- Name: Amazonian manatee
- Latin: Trichechus inunguis
- Classification: Mammal
- Origin: South America
- Lifespan: 50-60 years
- AKA: South American manatee, yara
- Kingdom: Animalia (Animals)
- Phylum: Chordata (Vertebrates)
- Class: Mammalia (Mammals)
- Order: Sirenia (Fully aquatic, herbivorous mammals)
- Family: Trichechidae (Sea cows)
- Genus: Trichechus (Manatee)
- Species: Trichechus inunguis (Amazonian manatee)
Length: 2-8m (9.2ft)
Weight: 360-540kg (790-1,200lbs)
The manatee is a large, cylinder shaped animal where the general coloration is grey, although most Amazonian manatees have a distinct white or bright pink patch on the chest. The forelimbs have been modified into flippers and have a flat, rounded, horizontal paddle at the rear. The upper lip has evolved into a large, bristly surface.
- West Indian manatee (Trichechus manatus) -VULNERABLE-
- West African manatee (Trichechus senegalensis) -VULNERABLE-
- Dwarf manatee (Trichechus pygmaeus) -NOT RECOGNISED-
Habitat & Distribution
The Amazonian manatee occurs exclusively in freshwater and is the only manatee to do so. It prefers blackwater lakes, oxbows and lagoons. They seem to live most successfully in temperatures of 22-30’C (72-86’F).
The Amazonian manatees range is throughout the Amazon River Basin of South America, its range is also said to include the Orinoco River Basin.
Manatees are primarily herbivores and feed on a variety of submerged, emergent, floating and shoreline vegetation and they will consume about 4-9% of their body weight in wet vegetation every day. Amazonian manatees fast during the dry season (November and December) and live off their fat reserves, also, because of their low metabolic rate; Amazonian manatees can fast for up to seven months if necessary.
Manatees can feed off the bottom, in the water column and at the surface. They can crop overhanging branches, consume acorns and partially haul themselves out of the water to eat bank vegetation, such as the leaves of mangrove trees. Manatees use their front flippers to manipulate this vegetation.
All manatees require a source of fresh water for drinking. Manatees have been seen drinking from hoses and sewage outlets and will congregate at river mouths to drink. Amazonian manatees do not have this problem as they live in fresh water lakes and rivers.
Amazonian manatees live almost entirely underwater and are active both day and night. They are gregarious and can be found in small groups of 8-10 individuals. They are herbivorous, aquatic mammals and their diet consists of aquatic vegetation such as emergent grass, water lettuce and floating vegetation, which grows near lake edges. These animals can consume up to 8% of their body weight in food every day.
The gestation period of an Amazonian manatee is one year. Breeding has been reported to occur throughout the year but reproduction in the Central Amazon Basin is seasonal as nearly all births take place from December – July (mainly from February – May when the water level rises).

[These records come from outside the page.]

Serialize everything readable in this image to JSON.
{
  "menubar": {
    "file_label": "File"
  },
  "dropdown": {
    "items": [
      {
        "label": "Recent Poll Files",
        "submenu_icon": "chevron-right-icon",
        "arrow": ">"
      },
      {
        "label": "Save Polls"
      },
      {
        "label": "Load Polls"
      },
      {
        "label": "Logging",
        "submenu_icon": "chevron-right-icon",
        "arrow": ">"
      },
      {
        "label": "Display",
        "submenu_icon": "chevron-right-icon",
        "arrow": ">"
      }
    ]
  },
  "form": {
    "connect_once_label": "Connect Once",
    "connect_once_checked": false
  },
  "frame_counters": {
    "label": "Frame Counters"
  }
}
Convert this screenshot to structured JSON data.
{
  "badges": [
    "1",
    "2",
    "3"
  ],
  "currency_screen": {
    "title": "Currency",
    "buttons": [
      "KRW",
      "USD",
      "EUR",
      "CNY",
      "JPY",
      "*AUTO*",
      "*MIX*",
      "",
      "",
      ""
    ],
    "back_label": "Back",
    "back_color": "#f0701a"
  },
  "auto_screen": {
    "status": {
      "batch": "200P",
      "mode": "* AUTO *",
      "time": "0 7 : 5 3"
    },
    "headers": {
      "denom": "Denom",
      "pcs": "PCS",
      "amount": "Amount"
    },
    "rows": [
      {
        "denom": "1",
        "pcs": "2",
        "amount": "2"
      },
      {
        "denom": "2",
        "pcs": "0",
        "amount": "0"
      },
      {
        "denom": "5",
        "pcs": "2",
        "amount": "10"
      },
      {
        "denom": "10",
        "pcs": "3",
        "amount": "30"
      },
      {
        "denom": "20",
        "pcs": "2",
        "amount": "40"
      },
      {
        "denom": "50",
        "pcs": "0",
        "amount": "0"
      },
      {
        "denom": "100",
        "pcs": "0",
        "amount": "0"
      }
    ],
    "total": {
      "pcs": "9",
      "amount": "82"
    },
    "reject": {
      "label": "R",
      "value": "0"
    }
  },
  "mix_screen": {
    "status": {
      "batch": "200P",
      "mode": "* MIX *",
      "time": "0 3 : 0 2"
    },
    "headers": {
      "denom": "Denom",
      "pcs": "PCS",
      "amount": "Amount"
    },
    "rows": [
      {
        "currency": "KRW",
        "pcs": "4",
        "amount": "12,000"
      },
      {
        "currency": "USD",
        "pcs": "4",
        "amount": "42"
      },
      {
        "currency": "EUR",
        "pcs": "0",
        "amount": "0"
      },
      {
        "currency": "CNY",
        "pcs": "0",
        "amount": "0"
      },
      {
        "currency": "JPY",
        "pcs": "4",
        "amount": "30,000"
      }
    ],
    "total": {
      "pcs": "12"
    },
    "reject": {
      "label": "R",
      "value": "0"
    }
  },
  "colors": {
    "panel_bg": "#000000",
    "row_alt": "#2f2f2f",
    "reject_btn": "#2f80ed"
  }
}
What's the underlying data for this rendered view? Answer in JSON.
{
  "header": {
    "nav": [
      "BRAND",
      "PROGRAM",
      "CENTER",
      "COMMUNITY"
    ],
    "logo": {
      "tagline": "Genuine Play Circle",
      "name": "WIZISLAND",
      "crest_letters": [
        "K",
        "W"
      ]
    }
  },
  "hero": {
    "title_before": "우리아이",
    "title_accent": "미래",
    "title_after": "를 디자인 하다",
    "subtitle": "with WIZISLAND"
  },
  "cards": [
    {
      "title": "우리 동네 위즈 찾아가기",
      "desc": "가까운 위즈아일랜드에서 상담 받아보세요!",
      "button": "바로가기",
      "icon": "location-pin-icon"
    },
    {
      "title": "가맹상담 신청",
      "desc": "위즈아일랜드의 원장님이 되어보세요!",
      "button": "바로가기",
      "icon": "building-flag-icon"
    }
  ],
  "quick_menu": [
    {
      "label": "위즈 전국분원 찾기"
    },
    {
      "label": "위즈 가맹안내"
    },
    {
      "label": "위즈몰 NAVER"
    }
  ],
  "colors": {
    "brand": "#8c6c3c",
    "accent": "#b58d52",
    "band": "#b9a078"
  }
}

A female manatee will give birth to one calf every two years. The calf will measure about 30 inches (80 cm) at birth. It will begin to nurse after a few hours by suckling from a teat under the pectoral flippers and will do so underwater.
The young will be weaned after a year but will remain with their mothers for two. The young learn about feeding and resting areas from their mother, as well as travel routes and warm-water refugees. The female manatees will carry their young on their back or clasped onto their sides.
- The manatee has muscular lips which it uses with its front flippers to grab food and pull it into its mouth.
- The Amazonian manatee has a large paddle like tail which helps propel it through the water. It moves at 5mph but can reach speeds of up to 15mph.
- The manatee has thick stubby bristles on this mouth. This helps it to uproot foot on the river bed.
- The manatees body is streamlined which helps reduce drag when travelling through the water.
The Amazonian manatee’s main threat is hunting by subsistence and commercial hunters. They have been sought for their meat, oil and fat, and in the past, its hide, which could be used for water hoses and belts. Other threats to this creature include accidental drowning in commercial fishing nets and degradation of food supplies by soil erosion, which is caused by deforestation.
IUCN Status: Vulnerable
International trade of the Amazonian manatee and any of its products is prohibited under Appendix I of CITES. Other local projects and organizations helping to conserve the manatee include Projeto Peixe-Boi / Centre for Aquatic Mammals, Mamiraua Project and The Friends of the Manatee Association. Amazonian manatee hunting has been prohibited since 1973; however, its population trend is still decreasing.
Group: Herd, Pod
-Manatees are closely related to elephants,
-Another name for the Amazonian manatee is Yara, which is a Brazilian Indian word meaning ‘Lady of the Water’.
-Manatees are believed to be the origin of the mermaid myths.